If you are allowing remote access into VPOP3 to collect mail then you may also want those remote users to be able to send their outgoing mail through VPOP3 as well.
This is more complex than allowing users to collect mail, because, by default, SMTP connections are not authenticated. This means that when someone tries to send a message through VPOP3, VPOP3 doesn't know who that user is. This can cause a problem if unauthorised users try to send mail through VPOP3, as you will want to block those users, whilst still allowing legitimate users to send mail.
The default VPOP3 settings will tell VPOP3 which computer IP addresses are allowed to send outgoing messages, so VPOP3 checks the IP address of the computer which is connected to it to work out whether that user can send outgoing messages. However, if you want to allow remote users to send mail, you may not know the IP addresses of the remote users' PCs.

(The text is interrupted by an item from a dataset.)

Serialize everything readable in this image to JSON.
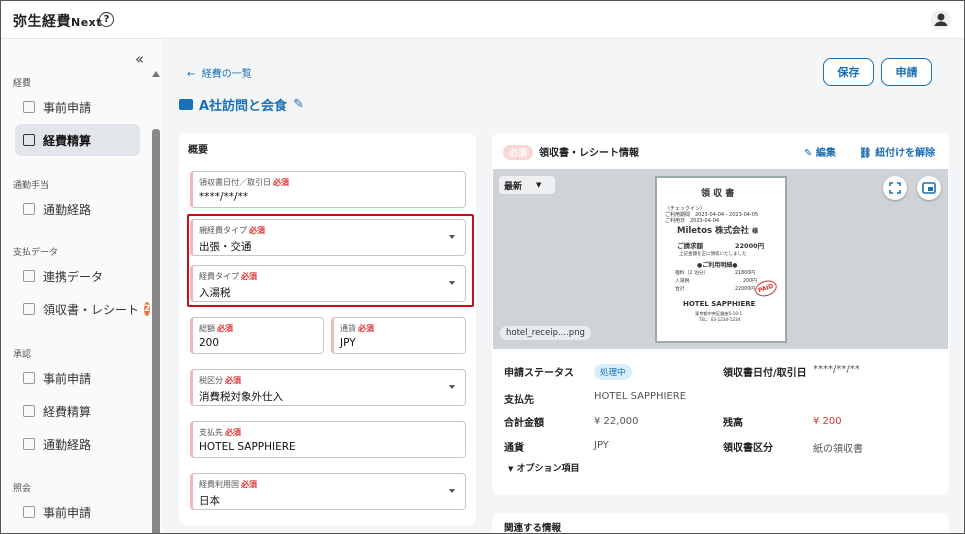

In this case, you need to change the VPOP3 configuration to make it use the 'Authentication' extension to the SMTP protocol so that your remote users can log on before sending mail. This works fine as long as the remote users are using email client software which supports SMTP authentication. (Most modern email clients do, but some older ones don't).
To do this, go to the Services → SMTP page in the VPOP3 settings.

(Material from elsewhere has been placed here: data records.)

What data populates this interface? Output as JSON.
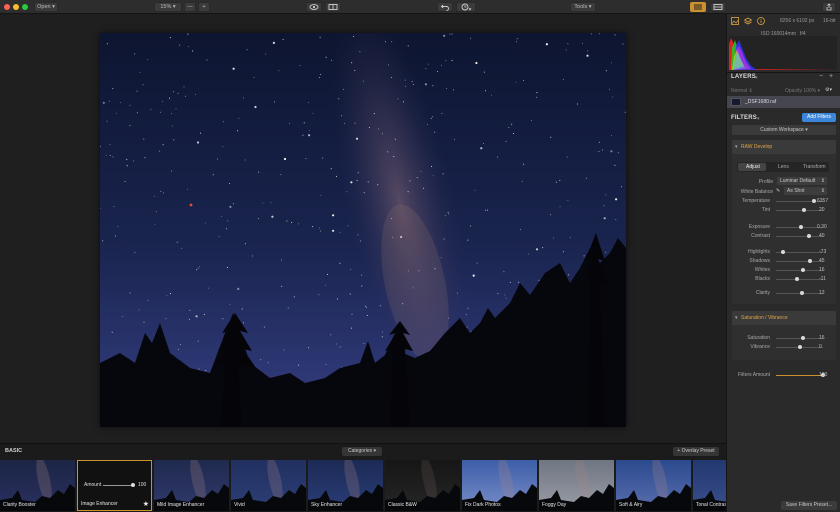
{
  "toolbar": {
    "open_label": "Open",
    "zoom_value": "15%",
    "zoom_minus": "—",
    "zoom_plus": "+",
    "tools_label": "Tools"
  },
  "image_info": {
    "dimensions": "8256 x 6192 px",
    "bit_depth": "16-bit",
    "iso": "ISO 1600",
    "focal": "14mm",
    "aperture": "f/4"
  },
  "layers": {
    "title": "LAYERS",
    "blend_mode": "Normal",
    "opacity_label": "Opacity",
    "opacity_value": "100%",
    "layer_name": "_DSF1680.raf"
  },
  "filters": {
    "title": "FILTERS",
    "add_button": "Add Filters",
    "workspace": "Custom Workspace",
    "raw_develop": "RAW Develop",
    "tabs": [
      "Adjust",
      "Lens",
      "Transform"
    ],
    "profile_label": "Profile",
    "profile_value": "Luminar Default",
    "wb_label": "White Balance",
    "wb_value": "As Shot",
    "sliders": [
      {
        "label": "Temperature",
        "value": "6357",
        "pos": 0.8
      },
      {
        "label": "Tint",
        "value": "20",
        "pos": 0.6
      },
      {
        "label": "Exposure",
        "value": "0.30",
        "pos": 0.53
      },
      {
        "label": "Contrast",
        "value": "40",
        "pos": 0.7
      },
      {
        "label": "Highlights",
        "value": "-73",
        "pos": 0.14
      },
      {
        "label": "Shadows",
        "value": "45",
        "pos": 0.72
      },
      {
        "label": "Whites",
        "value": "16",
        "pos": 0.58
      },
      {
        "label": "Blacks",
        "value": "-11",
        "pos": 0.45
      },
      {
        "label": "Clarity",
        "value": "13",
        "pos": 0.56
      }
    ],
    "sat_section": "Saturation / Vibrance",
    "sat_sliders": [
      {
        "label": "Saturation",
        "value": "16",
        "pos": 0.58
      },
      {
        "label": "Vibrance",
        "value": "0",
        "pos": 0.5
      }
    ],
    "amount_label": "Filters Amount",
    "amount_value": "100",
    "amount_pos": 1.0,
    "save_preset": "Save Filters Preset..."
  },
  "presets": {
    "category": "BASIC",
    "categories_label": "Categories",
    "overlay_label": "+ Overlay Preset",
    "amount_label": "Amount",
    "amount_value": "100",
    "items": [
      "Clarity Booster",
      "Image Enhancer",
      "Mild Image Enhancer",
      "Vivid",
      "Sky Enhancer",
      "Classic B&W",
      "Fix Dark Photos",
      "Foggy Day",
      "Soft & Airy",
      "Tonal Contrast"
    ]
  },
  "colors": {
    "accent": "#c9922e",
    "blue": "#3b86d8",
    "section_text": "#e0a444"
  }
}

In the SMTP Authentication box, choose Required, and check the Do not require SMTP authentication for internal/incoming mail option.
(In earlier versions you may need to check the Require SMTP Authentication and *Do not require SMTP authentication for internal/incoming mail options instead.) Make sure the SMTP Anti-Relay Protection method is set to Check Client IP Address. =====VPOP3 Version 5 or later===== Go to the SMTP Server → IP Access Restrictions tab The default settings will have Block - routers and Allow - Local Nets entries. These will block the router itself from sending outgoing email, and anyone on the local network will be able to send outgoing mail. Now you have checked the Require SMTP Authentication box, local users will still be able to send mail, but only if they change their email client configuration to use SMTP authentication. If you wish, you may check the Allow Unauth box next to the Local Nets entry to allow your local users to send mail without authenticating. If you have added any other 'trusted' networks, eg other subnets on your office network, you may also choose to check the Allow Unauth box for those rules as well. Then, add another restriction to Allow - Any. Do NOT check the No Auth box for this entry. This lets any user send mail as long as they have authenticated first. If you wish, you can click on the cell in the Users column on the Allow Any row to select users who can send mail from the Internet. If you don't do this, then any user can send mail from the Internet. In the screenshot above, we have allowed the 'support' and 'webmaster' to send outgoing mail from the Internet. =====VPOP3 Version 3 or 4===== Go to the SMTP Server → IP Access Restrictions tab If you still have your default access restrictions in play, you may check the No Auth box next to the network address for your local network. This will allow your local users to send mail without authenticating. (This is optional, you may wish to require your local users to authenticate as well, for extra security) Add another restriction to Allow - Any. Do NOT check the No Auth box for this entry. This lets any user send mail as long as they have authenticated first. You can optionally add VPOP3 account names to the Allow Any entry if you want to restrict the users who can send mail from the Internet, eg Allow Any - fred bob**
means that only the
bob user accounts can send mail from the Internet
You now need to modify the entries in the
Access Restrictions box. If you currently have there something like:
change it to
NOGLOBAL 192.168.1.0 255.255.255.0 noauth 0.0.0.0 0.0.0.0
This tells VPOP3 that users on the 192.168.1.0 subnet can send mail without needing to authenticate, and users on the rest of the Internet (0.0.0.0 0.0.0.0) can send mail as long as they authenticate first. The
NOGLOBAL tells VPOP3 not to let the global access restrictions (set on the
Services page) override the SMTP service specific settings.
Do not require SMTP authentication for internal/incoming mail option tells VPOP3 to still allow incoming SMTP messages if you use that facility.
You can optionally add VPOP3 account names to the 0.0.0.0 0.0.0.0 line if you want to restrict the users who can send mail from the Internet, eg
0.0.0.0 0.0.0.0 fred bob
means that only the
fred' and bob
user accounts can send mail from the Internet
If you want all users (including local users) to have to authenticate with VPOP3 before sending mail, you can remove the noauth'' text at the end of the line allowing access from your local LAN.